The 23 percent gain for total construction starts in the first half of 2015 came from a varied pattern by geography. The strongest year-to-date gain was reported in the South Central region, up 57 percent, which reflected the boost coming from the massive gas terminal projects that were entered as construction starts plus several large petrochemical plants.

For the first six months of 2015, nonbuilding construction jumped 62 percent compared to the same period a year ago.
The public works categories as a group were up 14 percent in the first half of 2015, helped by a strong showing for highway and bridge construction that advanced 30 percent relative to a sluggish first half of 2014.

The top five states ranked by the dollar amount of highway and bridge construction starts during the first half of 2015 were the following – Florida (reflecting the start of a $2.3 billion upgrade to Interstate 4), California, Texas, New York and Illinois. The environmental public works categories showed a varied performance during the first half of 2015, with sewer construction up 19 percent, water supply construction up 6 percent, and river/harbor development down 2 percent. The miscellaneous public works category decreased 15 percent from its first half 2014 pace, which featured the start of several large mass transit projects.

At the six-month mark of 2015, nonresidential building increased 4 percent compared to a year ago. The commercial building group held steady with its year ago pace, aided by a substantial 41 percent increase for hotel construction but dampened by declines for stores, down 3 percent; office buildings, down 8 percent; and warehouses, down 12 percent.

For the first six months of 2015, residential building in dollar terms was up 17 percent from the same period a year ago, showing some improvement from the 10 percent annual gain reported for 2014. Multifamily housing registered a year-to-date increase of 29 percent, maintaining the upward movement that’s been present over the past five years.

Single-family housing year-to-date was up 13 percent, reflecting both the comparison to the lackluster volume in the first half of 2014 and the slight yet uneven improvement that emerged in the second half of 2014 and has carried over into 2015.

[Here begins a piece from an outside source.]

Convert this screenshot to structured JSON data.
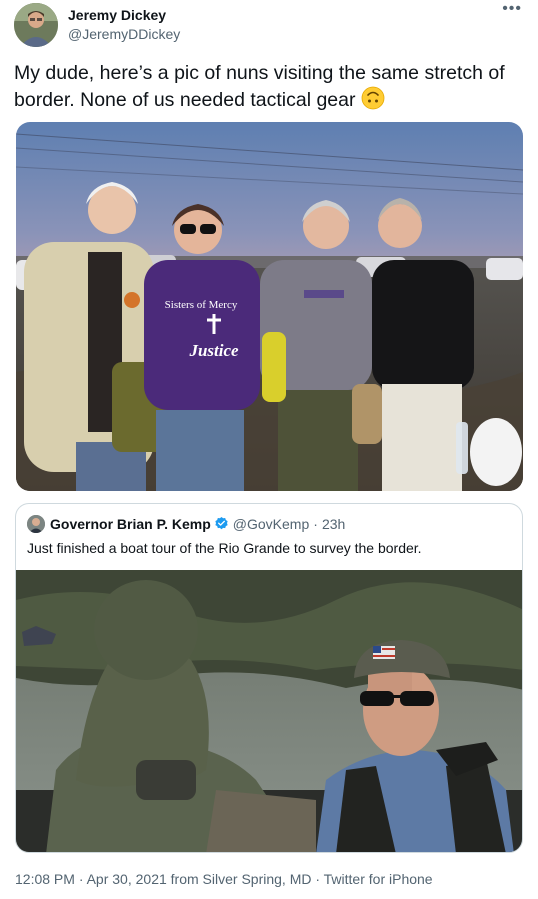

Current Issue

View our current digital edition.
View all of our archives: More